Without including any pictures, return the records below exactly as written.

Stored items:
↓
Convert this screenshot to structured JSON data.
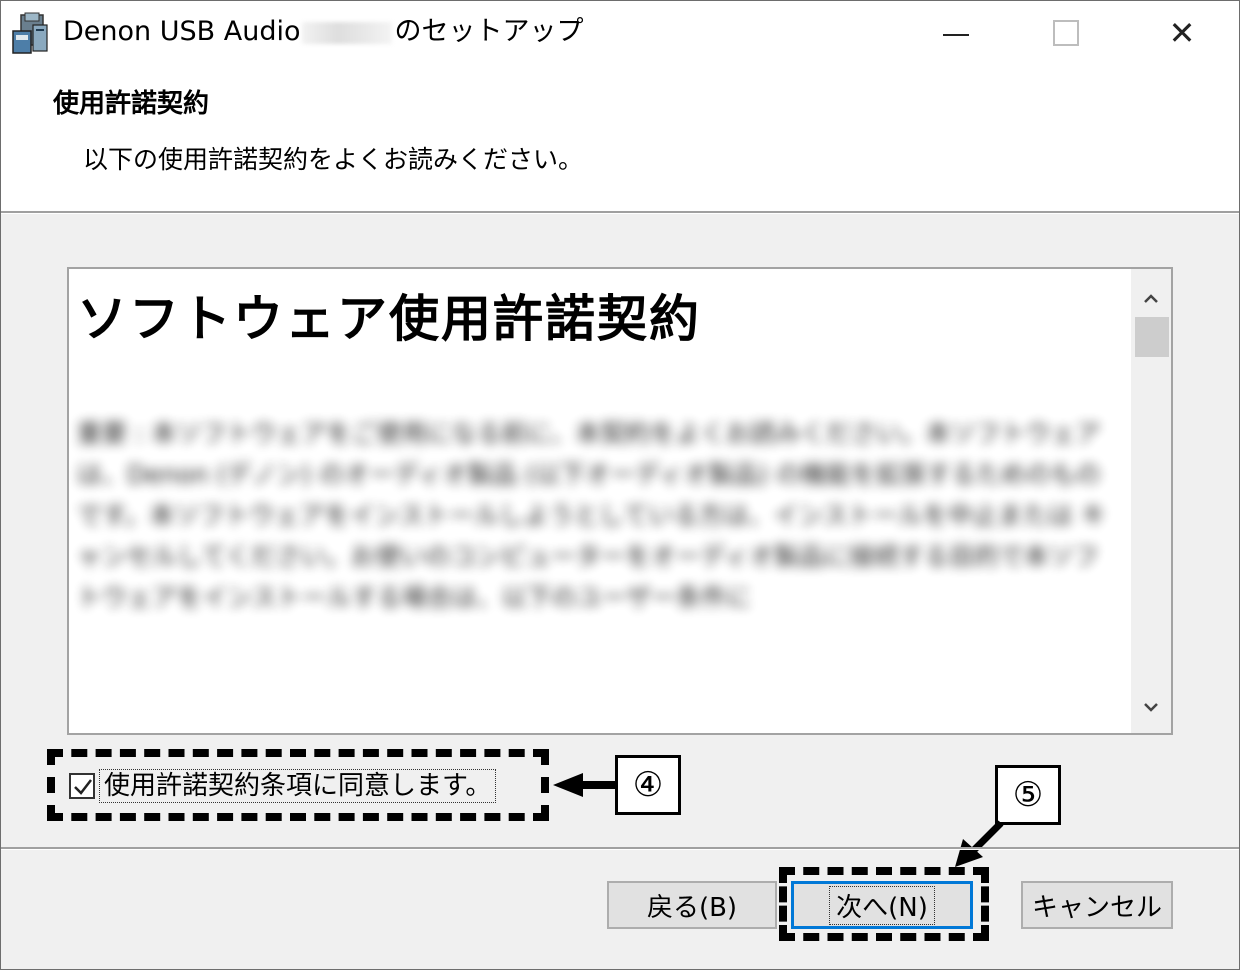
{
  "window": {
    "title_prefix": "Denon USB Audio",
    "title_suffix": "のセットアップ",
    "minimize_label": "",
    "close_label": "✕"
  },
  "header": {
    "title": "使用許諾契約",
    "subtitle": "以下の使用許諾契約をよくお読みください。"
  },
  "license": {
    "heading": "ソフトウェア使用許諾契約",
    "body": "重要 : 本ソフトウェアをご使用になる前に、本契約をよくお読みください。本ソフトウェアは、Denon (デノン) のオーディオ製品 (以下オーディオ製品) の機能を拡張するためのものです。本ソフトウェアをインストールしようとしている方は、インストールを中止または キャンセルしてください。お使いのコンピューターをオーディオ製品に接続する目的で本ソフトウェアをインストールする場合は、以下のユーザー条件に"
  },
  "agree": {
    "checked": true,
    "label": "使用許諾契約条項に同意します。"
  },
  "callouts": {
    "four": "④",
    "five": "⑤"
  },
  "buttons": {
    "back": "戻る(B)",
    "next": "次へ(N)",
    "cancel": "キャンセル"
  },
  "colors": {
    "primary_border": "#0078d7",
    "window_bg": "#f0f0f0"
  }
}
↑
> EXERCISE RESULT
Convert this screenshot to structured JSON data.
{
  "window": {
    "title_prefix": "Denon USB Audio",
    "title_suffix": "のセットアップ",
    "minimize_label": "",
    "close_label": "✕"
  },
  "header": {
    "title": "使用許諾契約",
    "subtitle": "以下の使用許諾契約をよくお読みください。"
  },
  "license": {
    "heading": "ソフトウェア使用許諾契約",
    "body": "重要 : 本ソフトウェアをご使用になる前に、本契約をよくお読みください。本ソフトウェアは、Denon (デノン) のオーディオ製品 (以下オーディオ製品) の機能を拡張するためのものです。本ソフトウェアをインストールしようとしている方は、インストールを中止または キャンセルしてください。お使いのコンピューターをオーディオ製品に接続する目的で本ソフトウェアをインストールする場合は、以下のユーザー条件に"
  },
  "agree": {
    "checked": true,
    "label": "使用許諾契約条項に同意します。"
  },
  "callouts": {
    "four": "④",
    "five": "⑤"
  },
  "buttons": {
    "back": "戻る(B)",
    "next": "次へ(N)",
    "cancel": "キャンセル"
  },
  "colors": {
    "primary_border": "#0078d7",
    "window_bg": "#f0f0f0"
  }
}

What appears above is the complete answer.